Local economists think struggling factories, flagging world trade and sluggish tourist arrivals continued to drag down economic growth in the second quarter.
Their views come ahead of official advance estimates - which will take into account data from the first two months of the quarter - to be released tomorrow.
Tepid global growth continues to weigh on the manufacturing industry here, which contracted 5.8 per cent over April and May compared with the same period a year ago.
Even if there had been a slight pick-up in June, the sector is still likely to have shrunk 3 per cent over the quarter, compared with the corresponding period last year, said UOB economist Francis Tan. This would come after a 2.7 per cent first-quarter fall and bring the manufacturing sector to its third consecutive quarter of falling output.
Mr Tan expects the economy to have expanded 1.8 per cent in the second quarter, significantly slower than the 2.6 per cent logged in the first three months of the year.

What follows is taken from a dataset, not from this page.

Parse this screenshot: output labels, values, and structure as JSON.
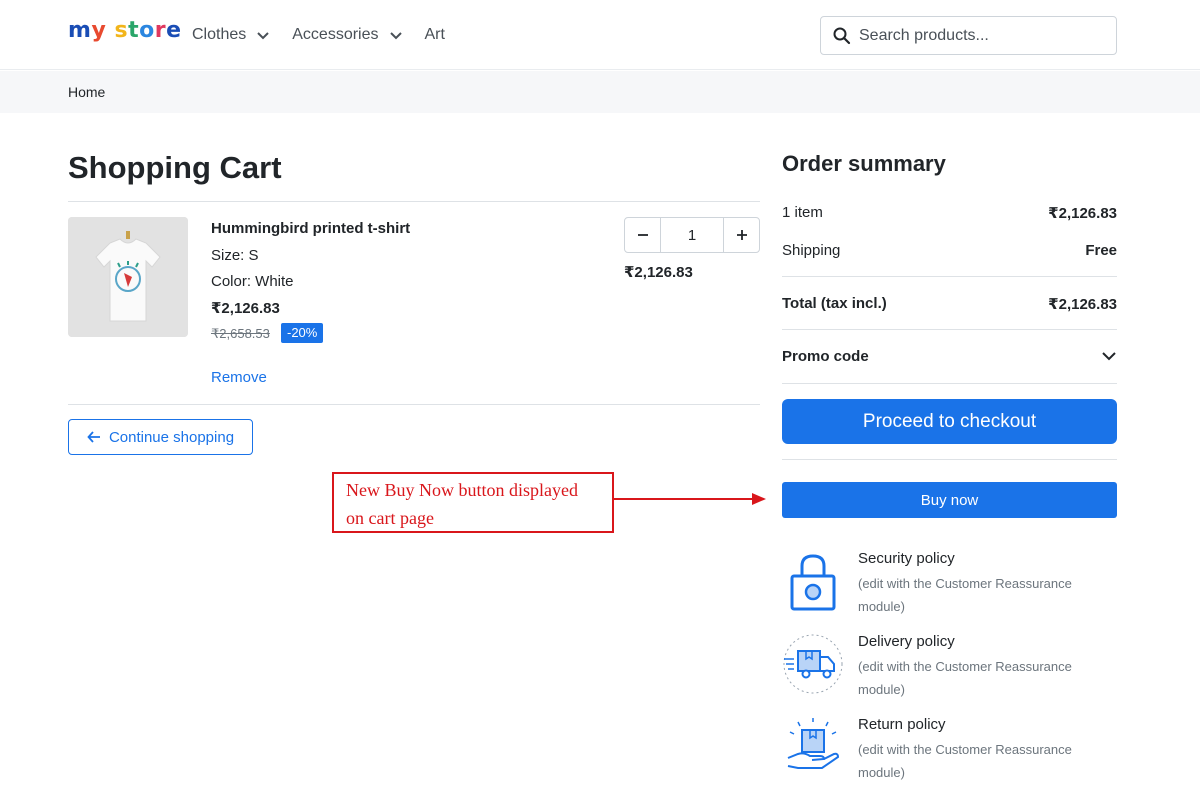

Service industries such as food and beverage, hospitality and retail did not fare any better, given lacklustre tourist arrivals, said OCBC economist Selena Ling. International tourist arrivals declined 5.4 per cent from January to April over the same period a year ago.
"We don't expect any particular sector to outperform," said Ms Ling, who is forecasting second-quarter growth of 1.4 per cent.
Despite the doom and gloom, economists say the economy likely bottomed out in the second quarter. Ms Ling remains optimistic of a pick-up in this half of the year, despite events in Greece and China.
"Indicators suggest any potential contagion in Greece will be fairly muted," she said. While it remains to be seen how the recent equity-market rout in China will impact real economic activity, Ms Ling noted that Singapore has already been feeling the impact of a decelerating Chinese economy for some time.
DBS economist Irvin Seah said manufacturing is likely to remain the weakest link in the coming months, with a confluence of factors weighing on the sector.
Shipments to Singapore's top three export markets - the United States, the euro zone and China - have yet to pick up decisively. The economic turmoil in Greece could prove protracted, and China's slowdown could have a lasting impact on Singapore, said Mr Seah.
"Absent a stronger recovery in the United States, the outlook for Singapore manufacturing is more half empty than half full," he added.
Mr Seah has revised his expectations for full-year economic growth from 3.2 per cent to 2.4 per cent - the slowest rate in six years.
"Interest rate expectations will swing and currencies will be volatile, given the risks in the global economy... Domestic restructuring and the resulting labour shortage will weigh on growth."